If your changed answer is right, then great. Reinforce your reasoning that got you here. You just taught yourself and really understand this question now. At first, under time pressure, you went with your intuition and chose incorrectly. But, during Blind Review, you were able to see the error in your intuition and you’ve chosen the right answer. You’ve guided your intuition towards the right direction. Because you corrected for this mistake on your own, you have internalized this lesson better than if an instructor told you why you were wrong. Good job! You’ve made progress. Next time, you’ll be able to tackle a similar question faster and with more accuracy. This is the result that we’re looking for!

If your changed answer is wrong, and your original (pre-Blind Review) answer was right, then you must immediately shatter the reasoning you used during Blind Review. Your original spark of intuition was right, though you didn’t really know why. After all, you did manage to convince yourself that your intuition was wrong and you changed the answer. Oops. Now is your chance to examine that intuition. See if you can figure out why your intuition was right in the first place.

Action:

1. Watch the video explanation for this question
2. Talk to other students about it
4. Cut this question out and keep it. Review it every so often.

If your changed answer is wrong, and your original (pre-Blind Review) answer was also wrong, well, here you need help right away. You really don’t understand this question. Questions like these are candidates for skipping during a timed run. But, during review, you should try to understand them.
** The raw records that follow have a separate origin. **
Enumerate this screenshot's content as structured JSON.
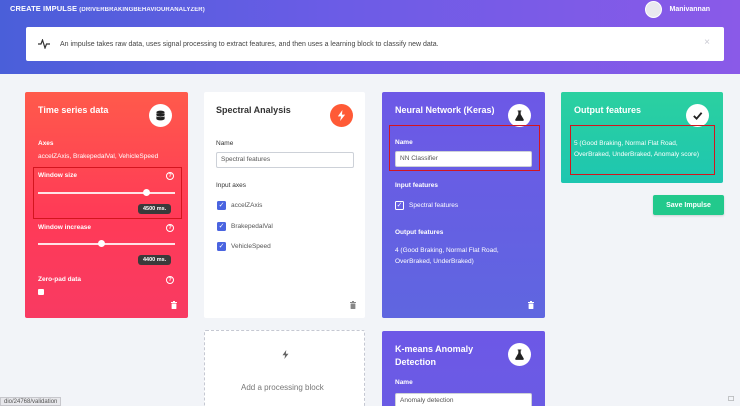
{
  "header": {
    "title": "CREATE IMPULSE",
    "project": "(DRIVERBRAKINGBEHAVIOURANALYZER)",
    "user_name": "Manivannan"
  },
  "info": {
    "text": "An impulse takes raw data, uses signal processing to extract features, and then uses a learning block to classify new data."
  },
  "time_series": {
    "title": "Time series data",
    "axes_label": "Axes",
    "axes_value": "accelZAxis, BrakepedalVal, VehicleSpeed",
    "window_size_label": "Window size",
    "window_size_value": "4500 ms.",
    "window_size_fraction": 0.79,
    "window_increase_label": "Window increase",
    "window_increase_value": "4400 ms.",
    "window_increase_fraction": 0.46,
    "zero_pad_label": "Zero-pad data",
    "help": "?",
    "icon": "database-icon",
    "color": "#ff3e55"
  },
  "spectral": {
    "title": "Spectral Analysis",
    "name_label": "Name",
    "name_value": "Spectral features",
    "input_axes_label": "Input axes",
    "axes": [
      "accelZAxis",
      "BrakepedalVal",
      "VehicleSpeed"
    ],
    "check": "✓",
    "icon": "lightning-icon",
    "icon_color": "#ff5a36"
  },
  "add_block": {
    "label": "Add a processing block",
    "icon": "lightning-icon"
  },
  "neural_network": {
    "title": "Neural Network (Keras)",
    "name_label": "Name",
    "name_value": "NN Classifier",
    "input_features_label": "Input features",
    "input_feature": "Spectral features",
    "check": "✓",
    "output_features_label": "Output features",
    "output_features_value": "4 (Good Braking, Normal Flat Road, OverBraked, UnderBraked)",
    "icon": "flask-icon"
  },
  "kmeans": {
    "title": "K-means Anomaly Detection",
    "name_label": "Name",
    "name_value": "Anomaly detection",
    "icon": "flask-icon"
  },
  "output_features": {
    "title": "Output features",
    "value": "5 (Good Braking, Normal Flat Road, OverBraked, UnderBraked, Anomaly score)",
    "icon": "check-icon"
  },
  "save_button": "Save Impulse",
  "status_url": "dio/24768/validation"
}
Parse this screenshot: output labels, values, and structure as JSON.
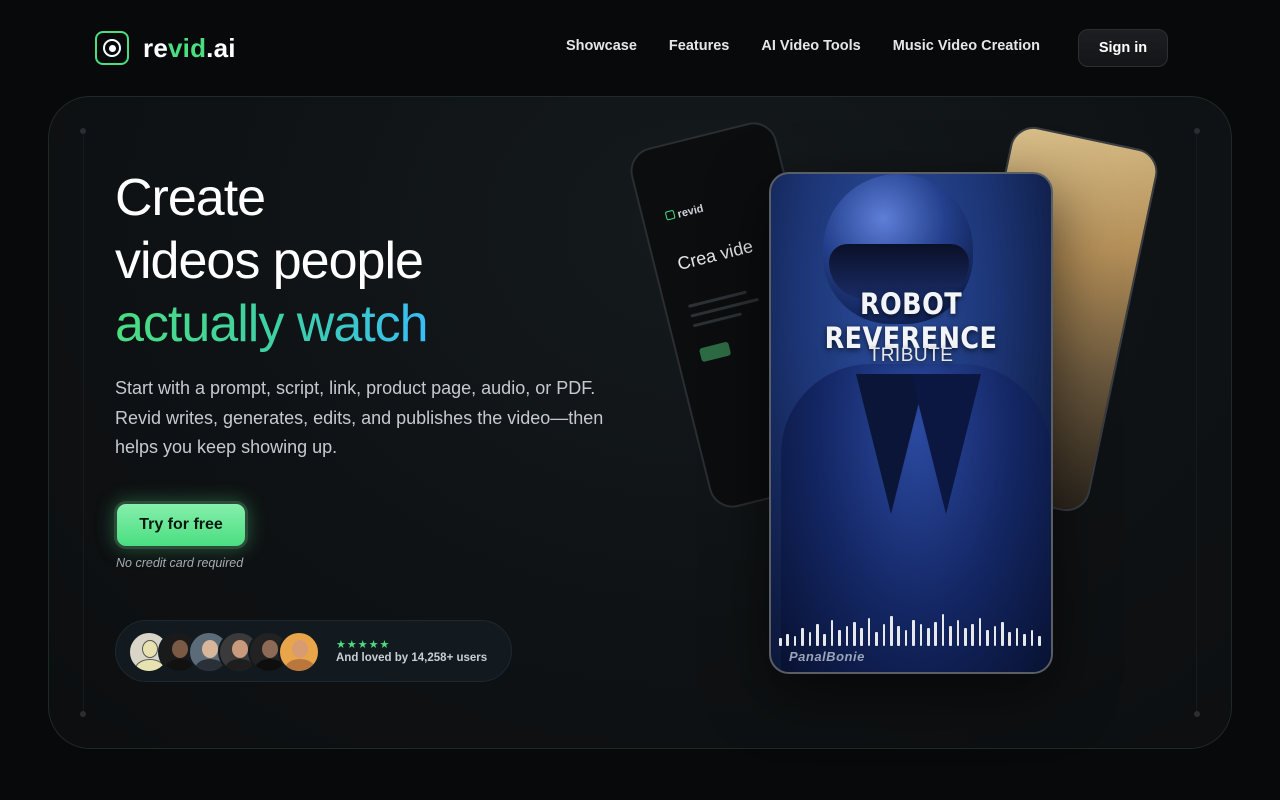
{
  "brand": {
    "name_main": "re",
    "name_accent": "vid",
    "name_tld": ".ai",
    "accent_color": "#4ade80"
  },
  "nav": {
    "links": [
      "Showcase",
      "Features",
      "AI Video Tools",
      "Music Video Creation"
    ],
    "signin_label": "Sign in"
  },
  "hero": {
    "title_line1": "Create",
    "title_line2": "videos people",
    "title_line3": "actually watch",
    "subtitle": "Start with a prompt, script, link, product page, audio, or PDF. Revid writes, generates, edits, and publishes the video—then helps you keep showing up.",
    "cta_label": "Try for free",
    "cta_note": "No credit card required"
  },
  "social_proof": {
    "stars": "★★★★★",
    "text": "And loved by 14,258+ users"
  },
  "preview": {
    "video_title": "ROBOT REVERENCE",
    "video_subtitle": "TRIBUTE",
    "watermark": "PanalBonie",
    "back_card_brand": "revid",
    "back_card_heading": "Crea vide"
  }
}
Action:

1. Watch the video explanation for this question
2. Talk to other students about it
4. Cut this question out and keep it. Review it every so often.

Skipped questions
These questions were skipped over. You didn’t have time to attempt them. But, during Blind Review, you did all of them.

If you got it right, then great. This question is potentially within reach. Why did you initially skip this question? Would it have taken too long for you to answer? Perhaps you should have skipped another question that was more difficult and spent your time to attempt this question instead. Next time, you will be better at deciding which questions to attempt and which ones to skip.

If you got it wrong, then you made the right decision to skip this question. It wasn’t just a matter of being pressured by time. Even during Blind Review, with all the time in the world, you still got it wrong. Questions like these are candidates for skipping during a timed run.

Action:
1. Watch the video explanation for this question
2. Talk to other students about it
4. Cut this question out and keep it. Review it every so often.